[Start of section]
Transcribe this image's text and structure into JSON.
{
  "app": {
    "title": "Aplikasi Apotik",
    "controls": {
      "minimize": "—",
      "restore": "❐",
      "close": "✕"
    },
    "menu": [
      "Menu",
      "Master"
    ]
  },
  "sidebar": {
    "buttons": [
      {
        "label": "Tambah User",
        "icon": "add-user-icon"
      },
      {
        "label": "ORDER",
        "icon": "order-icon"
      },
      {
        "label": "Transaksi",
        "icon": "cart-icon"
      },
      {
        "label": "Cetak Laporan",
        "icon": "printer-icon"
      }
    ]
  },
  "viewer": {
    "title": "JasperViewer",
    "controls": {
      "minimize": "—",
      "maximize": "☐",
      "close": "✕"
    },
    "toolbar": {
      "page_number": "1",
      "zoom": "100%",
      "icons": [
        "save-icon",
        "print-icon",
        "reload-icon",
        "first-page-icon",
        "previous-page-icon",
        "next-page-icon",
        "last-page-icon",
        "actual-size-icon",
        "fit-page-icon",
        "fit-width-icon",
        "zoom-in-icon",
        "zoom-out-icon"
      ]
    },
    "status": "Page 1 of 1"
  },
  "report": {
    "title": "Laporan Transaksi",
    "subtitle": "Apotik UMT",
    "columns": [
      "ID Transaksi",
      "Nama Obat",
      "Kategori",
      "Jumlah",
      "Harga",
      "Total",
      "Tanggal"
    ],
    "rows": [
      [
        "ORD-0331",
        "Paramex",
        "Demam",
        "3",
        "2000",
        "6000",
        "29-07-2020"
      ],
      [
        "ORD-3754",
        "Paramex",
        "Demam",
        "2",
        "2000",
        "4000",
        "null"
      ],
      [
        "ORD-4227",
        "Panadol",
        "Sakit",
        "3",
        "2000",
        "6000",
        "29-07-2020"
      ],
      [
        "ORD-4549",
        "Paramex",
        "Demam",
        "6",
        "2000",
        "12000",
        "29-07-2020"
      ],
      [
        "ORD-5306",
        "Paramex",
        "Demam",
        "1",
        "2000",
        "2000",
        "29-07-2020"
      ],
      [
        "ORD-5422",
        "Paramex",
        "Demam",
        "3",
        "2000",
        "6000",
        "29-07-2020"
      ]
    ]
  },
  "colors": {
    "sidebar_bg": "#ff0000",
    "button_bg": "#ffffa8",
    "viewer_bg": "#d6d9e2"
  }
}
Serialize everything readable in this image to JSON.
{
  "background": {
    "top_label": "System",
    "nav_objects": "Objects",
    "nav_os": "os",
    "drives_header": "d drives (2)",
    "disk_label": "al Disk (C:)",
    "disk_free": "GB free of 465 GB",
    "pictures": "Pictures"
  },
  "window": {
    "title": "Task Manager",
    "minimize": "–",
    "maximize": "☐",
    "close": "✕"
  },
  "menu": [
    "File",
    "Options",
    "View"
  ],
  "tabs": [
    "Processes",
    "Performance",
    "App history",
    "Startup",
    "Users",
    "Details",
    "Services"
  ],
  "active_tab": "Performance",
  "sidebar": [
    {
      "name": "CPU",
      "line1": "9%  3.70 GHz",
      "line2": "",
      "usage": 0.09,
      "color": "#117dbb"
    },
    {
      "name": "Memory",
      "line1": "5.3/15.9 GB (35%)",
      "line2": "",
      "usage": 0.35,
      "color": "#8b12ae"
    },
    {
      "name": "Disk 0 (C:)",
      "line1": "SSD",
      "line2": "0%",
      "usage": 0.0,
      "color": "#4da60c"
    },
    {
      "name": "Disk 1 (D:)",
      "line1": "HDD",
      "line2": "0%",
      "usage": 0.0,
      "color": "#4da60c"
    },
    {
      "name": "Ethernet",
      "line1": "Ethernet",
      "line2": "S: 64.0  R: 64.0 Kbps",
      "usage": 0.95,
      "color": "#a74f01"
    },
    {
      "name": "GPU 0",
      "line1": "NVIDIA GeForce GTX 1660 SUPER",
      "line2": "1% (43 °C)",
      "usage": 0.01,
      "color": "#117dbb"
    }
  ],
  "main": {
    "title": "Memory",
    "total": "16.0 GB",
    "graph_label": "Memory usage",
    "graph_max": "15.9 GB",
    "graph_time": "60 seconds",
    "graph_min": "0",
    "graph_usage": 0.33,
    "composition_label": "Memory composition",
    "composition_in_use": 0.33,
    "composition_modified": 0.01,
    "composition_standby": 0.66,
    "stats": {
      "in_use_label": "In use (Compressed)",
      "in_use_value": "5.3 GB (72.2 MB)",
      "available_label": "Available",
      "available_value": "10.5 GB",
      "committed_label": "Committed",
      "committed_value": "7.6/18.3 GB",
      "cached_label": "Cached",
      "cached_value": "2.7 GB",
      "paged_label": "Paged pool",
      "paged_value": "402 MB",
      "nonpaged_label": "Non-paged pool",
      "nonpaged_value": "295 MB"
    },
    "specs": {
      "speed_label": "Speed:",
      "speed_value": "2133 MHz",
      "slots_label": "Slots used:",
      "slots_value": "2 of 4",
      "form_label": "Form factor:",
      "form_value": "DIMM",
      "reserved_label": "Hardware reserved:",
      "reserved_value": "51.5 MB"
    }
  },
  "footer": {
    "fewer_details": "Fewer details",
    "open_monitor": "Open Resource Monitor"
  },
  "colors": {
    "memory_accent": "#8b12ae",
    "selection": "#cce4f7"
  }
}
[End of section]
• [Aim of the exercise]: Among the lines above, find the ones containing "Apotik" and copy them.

• [Solution]:
    "title": "Aplikasi Apotik",
    "subtitle": "Apotik UMT",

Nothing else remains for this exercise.